Check out the latest earnings call transcripts for Archer Daniels Midland, Valero Energy, and Green plains.

An aerial view of a cornfield.

Image source: Getty Images.

Analysts expect it to take several weeks to assess the full impact of the initial supply disruption, but submerged rail tracks are just a source of uncertainty for the ethanol industry . The devastating floods in the Midwest are also expected to impact the supply of raw agricultural ingredients to ethanol plants for months to come.

There are numerous reports that grain stored by farmers awaiting higher sale prices is now completely unusable after being exposed to flood water. This will affect the national inventory. Then there is the potential impact on this year’s corn crop. A wetter than normal start to the year had already made a late planting likely, but it’s now possible that croplands in Nebraska and Iowa will be wetter than expected. This increases the risk of pests in the coming year, which could impact planting density and yield. Everything points to higher crop prices, which could increase input costs for ethanol manufacturers.

A red tractor in a field with dark clouds above.

Image source: Getty Images.

Ethanol investors will hear about flooding all year round

When the major ethanol producers release their operating results for the first quarter of 2019, they will be spending a lot of time explaining the impact of the flooding. This will likely include lost production time due to submerged rail tracks, as well as the effects on raw material costs. Valero Energy will likely be the least affected, while flooding could have a significant negative impact on Archer Daniels Midland and Green Plains’ plans for 2019.

Thinking long term, there could be a silver lining to flooding. US agriculture and ethanol have suffered from over-supply and over-inventory in recent years. This doesn’t make the initial financial impact any less devastating, but reduced production in 2019 for corn and ethanol could have the effect of increasing prices in the future. There may be a lot of unanswered questions now, but investors can count on flooding the Midwest for the foreseeable future.

This article represents the opinion of the author, who may disagree with the “official” recommendation position of a premium Motley Fool consulting service.
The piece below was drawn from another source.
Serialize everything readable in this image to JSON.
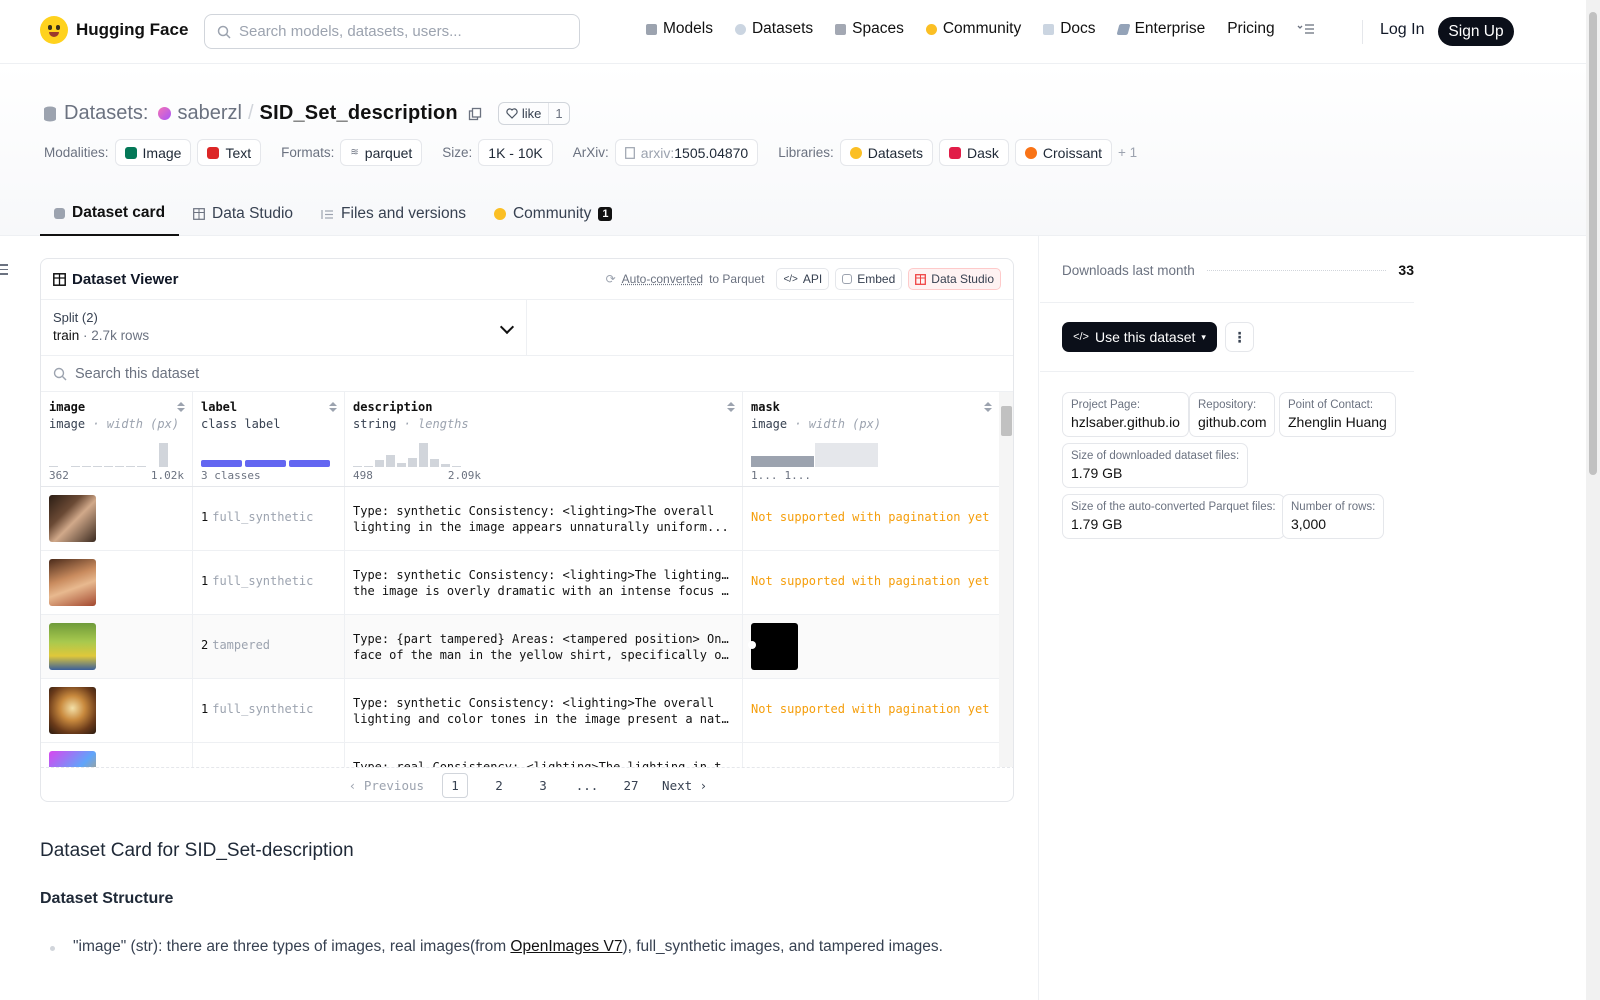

We are motley! Challenging an investment thesis – even one of our own – helps us all to think critically about investing and make decisions that help us become smarter, happier, and richer.